Majority of the respondents (85%) were found to adopt the organic farming practices in scientific manner -from field selection to harvest and marketing. Around 96 organic growers group were organized – 27 in 2006, 47 in 2007 and 22 in 2008. There were around 1930 organic farmers registered in these groups. In each group a leader was identified on consensus mode and they were trained on organic farming in standards for organic cultivation, documentation and procedure for certification and marketing. By this way the group leaders emerged as technocrats and disseminated the technology. They were also responsible for documentation and maintenance of the standards. During 2006, four organic growers started serving as technocrats, which further increased to 17 in 2007 and 53 in 2008. With technocrats, technology spread was high. Belonging to the local area, their acceptance and credibility were high.
The registered farmers allotted specific area for organic farming. In these small areas they started implementing organic practices with the support of KVK. In 2006, 116.82 hectares were under organic farming cultivated by 532 registered farmers. The crops grown were paddy, banana, sesame, sunflower, groundnut, green gram and black gram etc. In 2007, the area under organic farming increased to 269.63 hectares.
Increasing self reliance

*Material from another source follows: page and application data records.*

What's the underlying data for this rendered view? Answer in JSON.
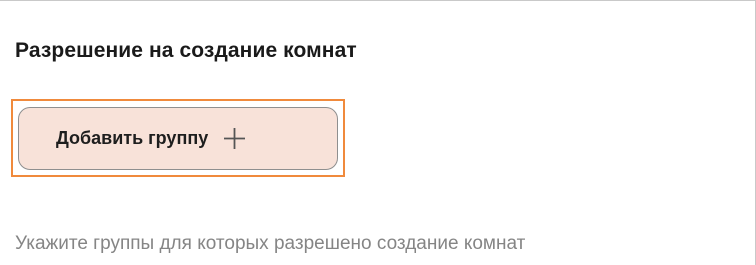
{
  "section": {
    "title": "Разрешение на создание комнат",
    "add_button_label": "Добавить группу",
    "add_button_icon": "plus-icon",
    "hint": "Укажите группы для которых разрешено создание комнат"
  },
  "colors": {
    "highlight_border": "#f08a3c",
    "button_background": "#f8e2d9",
    "hint_text": "#858585"
  }
}
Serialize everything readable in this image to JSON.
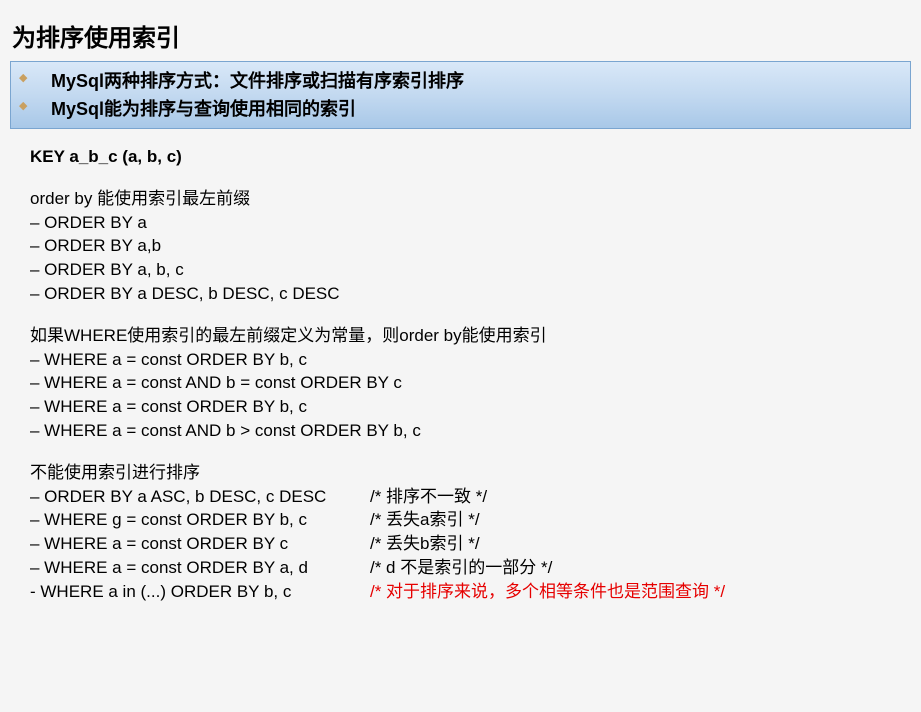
{
  "title": "为排序使用索引",
  "bullets": [
    "MySql两种排序方式：文件排序或扫描有序索引排序",
    "MySql能为排序与查询使用相同的索引"
  ],
  "keyLine": "KEY a_b_c (a, b, c)",
  "section1": {
    "head": "order by 能使用索引最左前缀",
    "lines": [
      "– ORDER BY a",
      "– ORDER BY a,b",
      "– ORDER BY a, b, c",
      "– ORDER BY a DESC, b DESC, c DESC"
    ]
  },
  "section2": {
    "head": "如果WHERE使用索引的最左前缀定义为常量，则order by能使用索引",
    "lines": [
      "– WHERE a = const ORDER BY b, c",
      "– WHERE a = const AND b = const ORDER BY c",
      "– WHERE a = const ORDER BY b, c",
      "– WHERE a = const AND b > const ORDER BY b, c"
    ]
  },
  "section3": {
    "head": "不能使用索引进行排序",
    "rows": [
      {
        "left": "– ORDER BY a ASC, b DESC, c DESC",
        "comment": "/* 排序不一致 */",
        "red": false
      },
      {
        "left": "– WHERE g = const ORDER BY b, c",
        "comment": "/* 丢失a索引 */",
        "red": false
      },
      {
        "left": "– WHERE a = const ORDER BY c",
        "comment": "/* 丢失b索引 */",
        "red": false
      },
      {
        "left": "– WHERE a = const ORDER BY a, d",
        "comment": "/* d 不是索引的一部分 */",
        "red": false
      },
      {
        "left": "- WHERE a in (...) ORDER BY b, c",
        "comment": "/* 对于排序来说，多个相等条件也是范围查询 */",
        "red": true
      }
    ]
  }
}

Most of the organic inputs were produced locally reducing dependence on external inputs. The most widely used organic manure is vermi compost. Totally 44 farmers in the operational area started vermi compost production units. Vermicompost produced was used on their own fields and the surplus was sold to others in the village. The remaining farmers used farm yard manures, enriched farm yard manures with bio fertilizers for basal application. The total production capacity of the 44 vermi compost production is 399 tonnes per year.

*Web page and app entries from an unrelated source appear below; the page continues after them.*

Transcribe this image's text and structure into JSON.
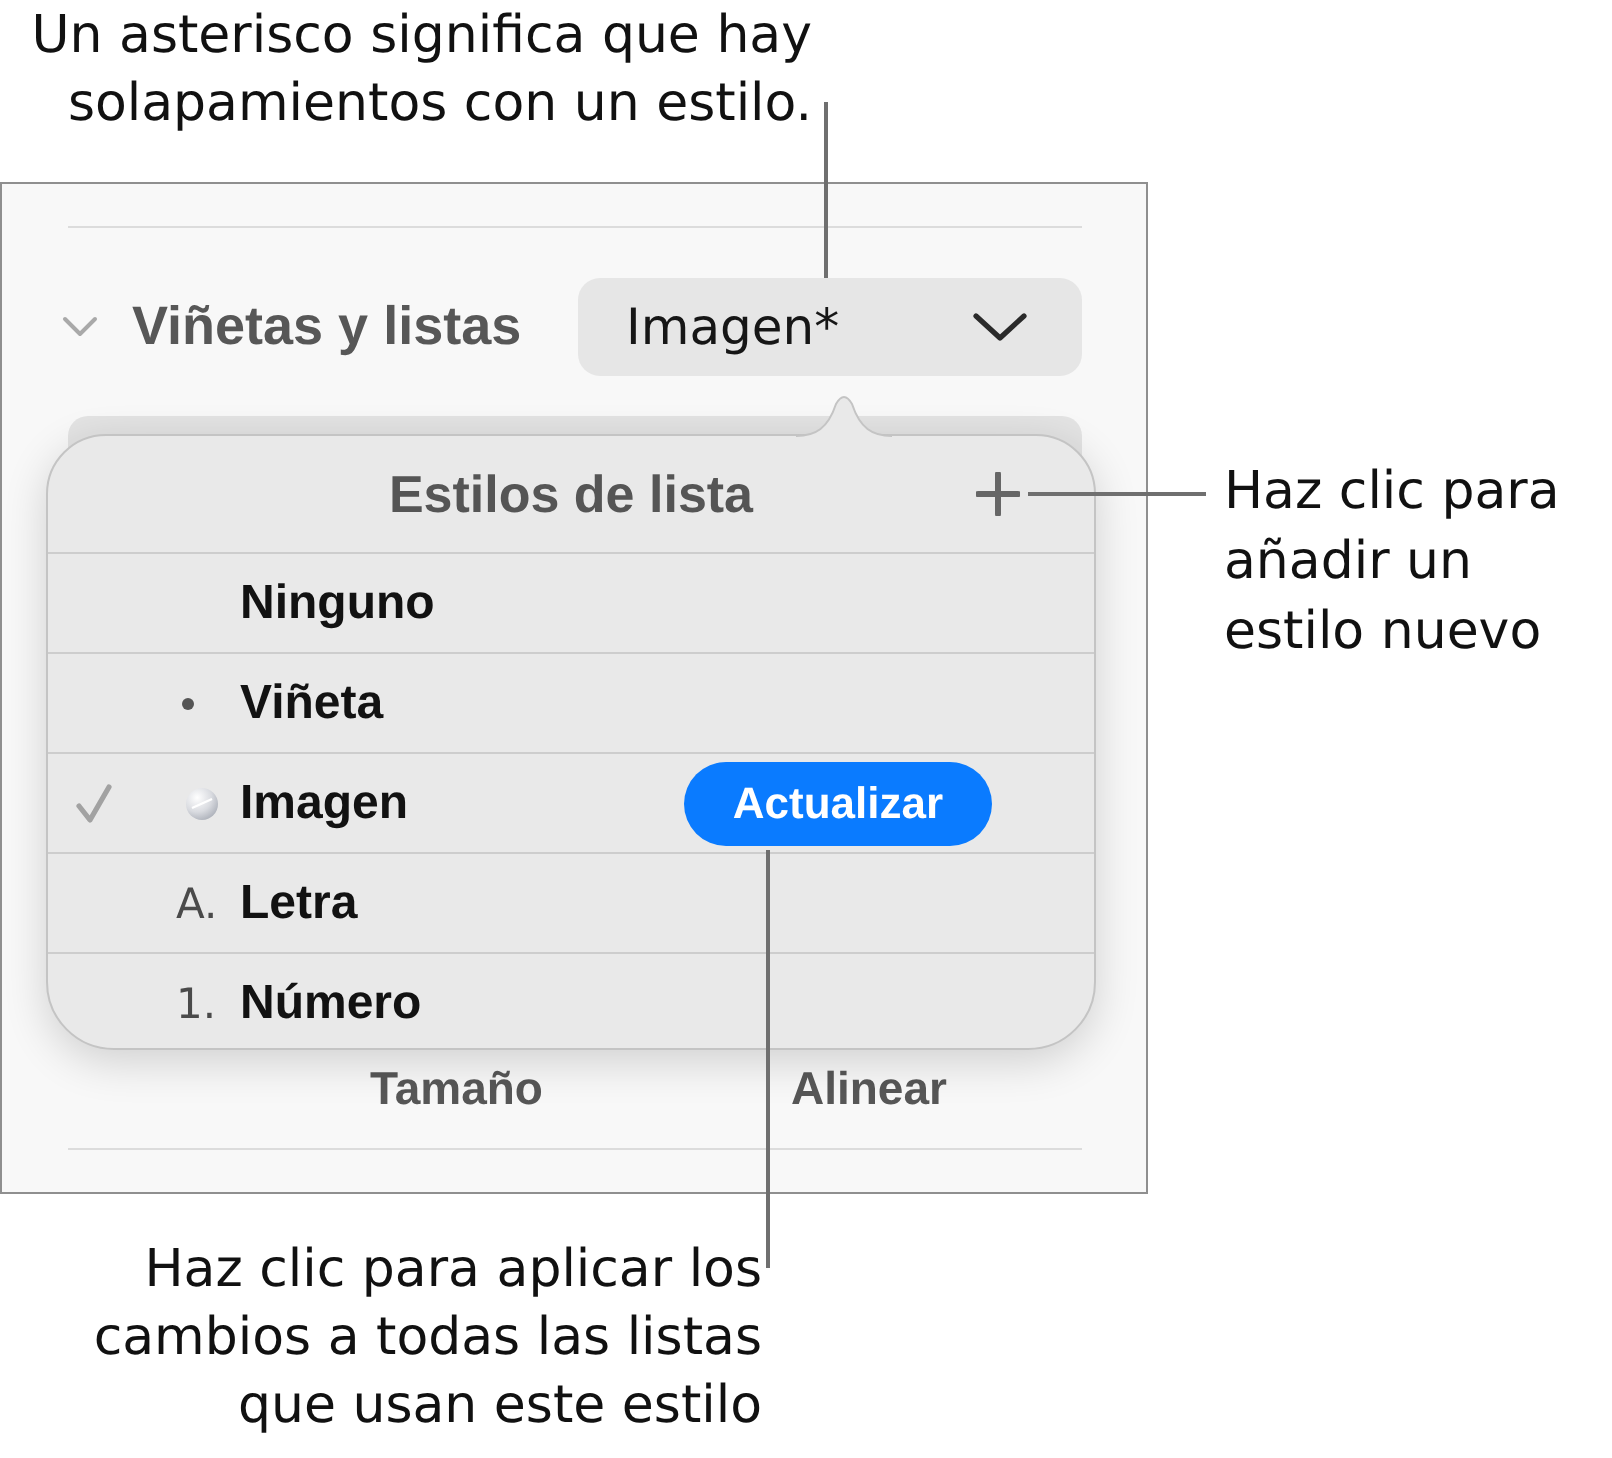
{
  "callouts": [
    {
      "lines": [
        "Un asterisco significa que hay",
        "solapamientos con un estilo."
      ]
    },
    {
      "lines": [
        "Haz clic para",
        "añadir un",
        "estilo nuevo"
      ]
    },
    {
      "lines": [
        "Haz clic para aplicar los",
        "cambios a todas las listas",
        "que usan este estilo"
      ]
    }
  ],
  "panel": {
    "section": {
      "title": "Viñetas y listas",
      "expanded": true
    },
    "style_popup": {
      "value": "Imagen*"
    },
    "popover": {
      "title": "Estilos de lista",
      "styles": [
        {
          "kind": "none",
          "label": "Ninguno",
          "selected": false
        },
        {
          "kind": "bullet",
          "label": "Viñeta",
          "selected": false
        },
        {
          "kind": "image",
          "label": "Imagen",
          "selected": true,
          "action": "Actualizar"
        },
        {
          "kind": "letter",
          "marker": "A.",
          "label": "Letra",
          "selected": false
        },
        {
          "kind": "number",
          "marker": "1.",
          "label": "Número",
          "selected": false
        }
      ]
    },
    "field_labels": [
      "Tamaño",
      "Alinear"
    ]
  }
}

Majority of the farmers prepared Panchagavya and Insect repellents whenever they needed. To supplement the organic input requirements, 18 units to produce Panchagavya and insect repellents were established during 2006 and the same had increased upto 56 during 2008 for large scale production.
Use of organic inputs reduced the input cost while the organically grown produce fetched additional price, leading to additional net income of about Rs. 1130, Rs 1250 and Rs. 1820/ha during 2006, 2007 and 2008 respectively. Establishment of various organic production units created additional employment opportunities of around 142, 198 and 210 man days during 2006, 2007 and 2008 respectively.
Linking producers and consumers
Consequent to increase in area under organic farming, the availability of the organic products in Karur district, also increased. To create awareness among consumers, exhibitions were organized at different places. Also an excellent network for marketing of organic produce was established with the market promoters. KVK also participated in various exhibitions both at the state and at the national level and created special market for organic sesame. With the support of KVK, processing units for organic sesame and organic rice were also established. Through certified processing units, the availability of processed products increased in the district.
Krishi Vigyan Kendras are established to serve as Knowledge and Resource Centres for improving the agricultural economy of the district by linking the national research with extension system and farmers. Through their interventions, KVK Karur has played its role by helping farmers to switch over to eco-friendly organic practices. This was possible owing to their multi agency approach involving various institutions like State Agricultural University (SAU), National Centre for Organic Farming (NCOF), Agricultural and Processed Food Products Export Development Authority (APEDA), Processing Institutes etc. Farmers in the region are now better equipped to adopt organic way of farming, which is more remunerative and less dependent on external inputs.
S Vallal Kannan
Pulutheri village, R T Malai Post,
Kulithalai Taluk, Karur District